Hormones, Sleep and Weight Gain
Like countless other biological processes, the cycle of sleeping and waking is controlled by hormones. Melatonin promotes sleep, and cortisol wakes us up in the morning. This is not one-sided, however, as poor sleep habits can raise cortisol and lower melatonin. Several consecutive nights of sleep deprivation (four hours a night) has been shown in one study to increase afternoon and evening levels of cortisol, and to delay sleep by 1.5 hours. The rate of decrease in free cortisol was six times slower in sleep deprived volunteers, compared to those who were sleeping enough.
How does cortisol promote weight gain? There are several ways in which this happens. First, cortisol increases appetite, especially for energy-dense (high sugar, high fat) foods. This is why emotional eating is a common reaction to stress. Cortisol also stimulates the growth of visceral fat, which sits around our abdominal organs and is the most harmful form of body fat.
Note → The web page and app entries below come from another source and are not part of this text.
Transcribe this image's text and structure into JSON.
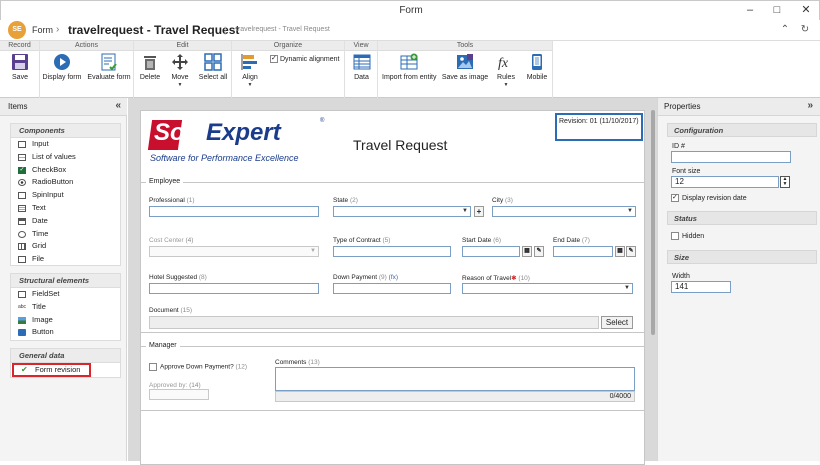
{
  "window": {
    "title": "Form",
    "minimize": "–",
    "maximize": "□",
    "close": "✕"
  },
  "header": {
    "logo_text": "SE",
    "module": "Form",
    "separator": "›",
    "title": "travelrequest - Travel Request",
    "divider": "|",
    "subtitle": "travelrequest - Travel Request",
    "collapse": "⌃",
    "refresh": "↻"
  },
  "ribbon": {
    "groups": {
      "record": "Record",
      "actions": "Actions",
      "edit": "Edit",
      "organize": "Organize",
      "view": "View",
      "tools": "Tools"
    },
    "buttons": {
      "save": "Save",
      "display_form": "Display form",
      "evaluate_form": "Evaluate form",
      "delete": "Delete",
      "move": "Move",
      "select_all": "Select all",
      "align": "Align",
      "dynamic_alignment": "Dynamic alignment",
      "data": "Data",
      "import_from_entity": "Import from entity",
      "save_as_image": "Save as image",
      "rules": "Rules",
      "mobile": "Mobile"
    }
  },
  "left_panel": {
    "title": "Items",
    "collapse": "«",
    "components_title": "Components",
    "components": [
      "Input",
      "List of values",
      "CheckBox",
      "RadioButton",
      "SpinInput",
      "Text",
      "Date",
      "Time",
      "Grid",
      "File"
    ],
    "structural_title": "Structural elements",
    "structural": [
      "FieldSet",
      "Title",
      "Image",
      "Button"
    ],
    "general_title": "General data",
    "general": [
      "Form revision"
    ]
  },
  "right_panel": {
    "title": "Properties",
    "collapse": "»",
    "configuration": "Configuration",
    "id_label": "ID #",
    "id_value": "",
    "font_size_label": "Font size",
    "font_size_value": "12",
    "display_revision_date": "Display revision date",
    "status": "Status",
    "hidden": "Hidden",
    "size": "Size",
    "width_label": "Width",
    "width_value": "141"
  },
  "form": {
    "logo_soft": "Soft",
    "logo_expert": "Expert",
    "logo_reg": "®",
    "logo_tagline": "Software for Performance Excellence",
    "title": "Travel Request",
    "revision": "Revision: 01 (11/10/2017)",
    "employee": {
      "legend": "Employee",
      "professional": "Professional",
      "professional_num": "(1)",
      "state": "State",
      "state_num": "(2)",
      "city": "City",
      "city_num": "(3)",
      "cost_center": "Cost Center",
      "cost_center_num": "(4)",
      "type_contract": "Type of Contract",
      "type_contract_num": "(5)",
      "start_date": "Start Date",
      "start_date_num": "(6)",
      "end_date": "End Date",
      "end_date_num": "(7)",
      "hotel": "Hotel Suggested",
      "hotel_num": "(8)",
      "down_payment": "Down Payment",
      "down_payment_num": "(9)",
      "down_payment_fx": "(fx)",
      "reason": "Reason of Travel",
      "reason_num": "(10)",
      "document": "Document",
      "document_num": "(15)",
      "select": "Select",
      "plus": "+",
      "arrow": "▼"
    },
    "manager": {
      "legend": "Manager",
      "approve": "Approve Down Payment?",
      "approve_num": "(12)",
      "approved_by": "Approved by:",
      "approved_by_num": "(14)",
      "comments": "Comments",
      "comments_num": "(13)",
      "counter": "0/4000"
    }
  },
  "colors": {
    "accent": "#1e73be",
    "logo_red": "#c8102e",
    "highlight": "#d9262c",
    "ribbon_blue": "#2b6cb5"
  }
}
Finally, it breaks down proteins in tissue such as that in the muscles, which not only means poorer strength and a more aged appearance, but less energy-consuming tissue too.
Sleep-promoting melatonin, on the other hand, may promote weight control. Multiple animal studies have shown that melatonin supplementation could reduce body fat, especially abdominal fat, and regulate insulin levels and food intake. These effects have not been tested in human volunteers yet. Preclinical and early human trials have found that melatonin may have other antiaging effects too, such as increasing bone density and protecting the brain.
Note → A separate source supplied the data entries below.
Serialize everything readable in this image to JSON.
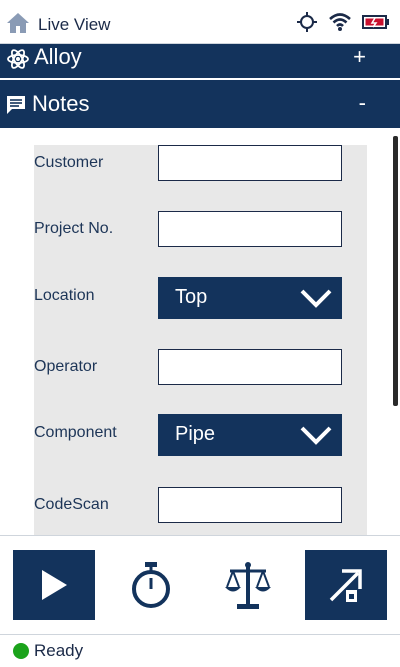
{
  "header": {
    "title": "Live View",
    "icons": [
      "home-icon",
      "gps-icon",
      "wifi-icon",
      "battery-icon"
    ]
  },
  "accordions": {
    "alloy": {
      "title": "Alloy",
      "toggle": "+",
      "icon": "atom-icon"
    },
    "notes": {
      "title": "Notes",
      "toggle": "-",
      "icon": "note-icon"
    }
  },
  "notes_form": {
    "customer": {
      "label": "Customer",
      "value": ""
    },
    "project": {
      "label": "Project No.",
      "value": ""
    },
    "location": {
      "label": "Location",
      "value": "Top"
    },
    "operator": {
      "label": "Operator",
      "value": ""
    },
    "component": {
      "label": "Component",
      "value": "Pipe"
    },
    "codescan": {
      "label": "CodeScan",
      "value": ""
    }
  },
  "toolbar": {
    "buttons": [
      "play-icon",
      "stopwatch-icon",
      "balance-scale-icon",
      "export-icon"
    ]
  },
  "status": {
    "text": "Ready",
    "color": "#1ba31b"
  },
  "colors": {
    "navy": "#13335c",
    "panel": "#e8e8e8",
    "text": "#1d3557"
  }
}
High cortisol production can also promote weight gain by affecting other hormones. Both cortisol and DHEA, the precursor to our sex hormones, are made from the same hormone, known as pregnenolone. If we produce more cortisol, this pathway "steals" from the DHEA/sex hormone pathway. Low sex hormone levels lead to problems such as weight gain, seen in menopausal women. Research has shown some effect of hormone replacement therapy against menopausal weight gain, including abdominal fat.
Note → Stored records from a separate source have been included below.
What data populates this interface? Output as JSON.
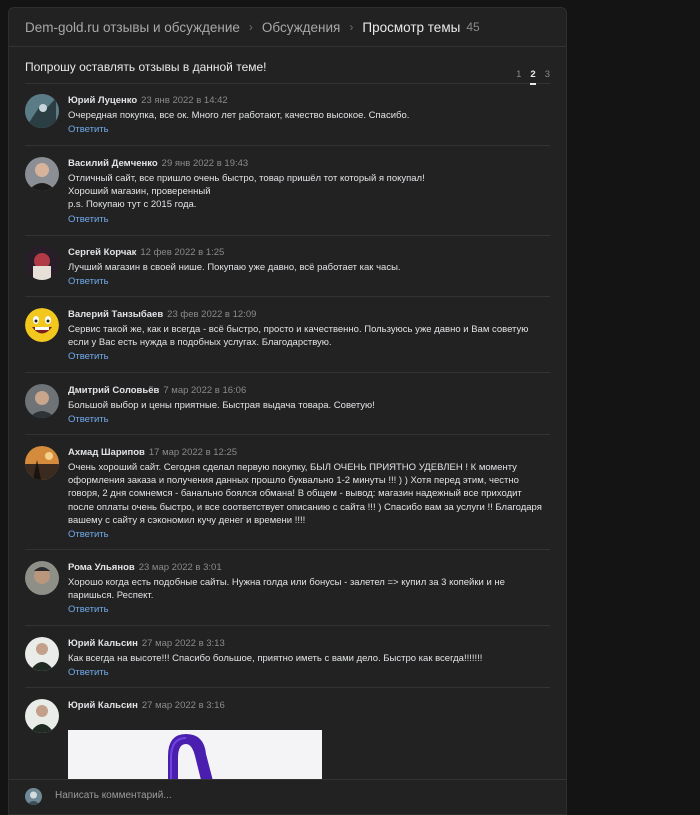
{
  "breadcrumb": {
    "site": "Dem-gold.ru отзывы и обсуждение",
    "section": "Обсуждения",
    "current": "Просмотр темы",
    "count": "45"
  },
  "topic": {
    "title": "Попрошу оставлять отзывы в данной теме!"
  },
  "pagination": {
    "pages": [
      "1",
      "2",
      "3"
    ],
    "active": "2"
  },
  "reply_label": "Ответить",
  "comments": [
    {
      "author": "Юрий Луценко",
      "date": "23 янв 2022 в 14:42",
      "lines": [
        "Очередная покупка, все ок. Много лет работают, качество высокое. Спасибо."
      ]
    },
    {
      "author": "Василий Демченко",
      "date": "29 янв 2022 в 19:43",
      "lines": [
        "Отличный сайт, все пришло очень быстро, товар пришёл тот который я покупал!",
        "Хороший магазин, проверенный",
        "p.s. Покупаю тут с 2015 года."
      ]
    },
    {
      "author": "Сергей Корчак",
      "date": "12 фев 2022 в 1:25",
      "lines": [
        "Лучший магазин в своей нише. Покупаю уже давно, всё работает как часы."
      ]
    },
    {
      "author": "Валерий Танзыбаев",
      "date": "23 фев 2022 в 12:09",
      "lines": [
        "Сервис такой же, как и всегда - всё быстро, просто и качественно. Пользуюсь уже давно и Вам советую",
        "если у Вас есть нужда в подобных услугах. Благодарствую."
      ]
    },
    {
      "author": "Дмитрий Соловьёв",
      "date": "7 мар 2022 в 16:06",
      "lines": [
        "Большой выбор и цены приятные. Быстрая выдача товара. Советую!"
      ]
    },
    {
      "author": "Ахмад Шарипов",
      "date": "17 мар 2022 в 12:25",
      "lines": [
        "Очень хороший сайт. Сегодня сделал первую покупку, БЫЛ ОЧЕНЬ ПРИЯТНО УДЕВЛЕН ! К моменту",
        "оформления заказа и получения данных прошло буквально 1-2 минуты !!! ) ) Хотя перед этим, честно",
        "говоря, 2 дня сомнемся - банально боялся обмана! В общем - вывод: магазин надежный все приходит",
        "после оплаты очень быстро, и все соответствует описанию с сайта !!! ) Спасибо вам за услуги !! Благодаря",
        "вашему с сайту я сэкономил кучу денег и времени !!!!"
      ]
    },
    {
      "author": "Рома Ульянов",
      "date": "23 мар 2022 в 3:01",
      "lines": [
        "Хорошо когда есть подобные сайты. Нужна голда или бонусы - залетел => купил за 3 копейки и не",
        "паришься. Респект."
      ]
    },
    {
      "author": "Юрий Кальсин",
      "date": "27 мар 2022 в 3:13",
      "lines": [
        "Как всегда на высоте!!! Спасибо большое, приятно иметь с вами дело. Быстро как всегда!!!!!!!"
      ]
    },
    {
      "author": "Юрий Кальсин",
      "date": "27 мар 2022 в 3:16",
      "lines": []
    }
  ],
  "comment_input": {
    "placeholder": "Написать комментарий..."
  },
  "colors": {
    "background": "#141414",
    "panel": "#222222",
    "link": "#71aaeb",
    "text": "#e1e3e6",
    "muted": "#8a8a8a"
  }
}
The First Step to Dealing with Weight Gain
One of the first things you should do when you notice the weight creeping on is assess your sleep hygiene. Cortisol and melatonin release is affected by our sleeping habits and emotional state, as seen in the above research. A bedtime no later than 10:00pm is ideal, allowing cortisol to fall naturally and melatonin to rise. As cortisol is a stress hormone, try to avoid stressful activity or media in the 1-2 hours before bed. For melatonin, avoid the "blue" light from electronic devices in this time. Light suppresses melatonin, and we are more sensitive to blue light. If you want to read something, read a paper book (they smell better!). Remember, if you use your phone as an alarm clock, you can set it at any time of the day; it doesn't have to be right before bed.
Is weight gain or loss of energy a problem for you? Message me here or on my Facebook page to book a consultation.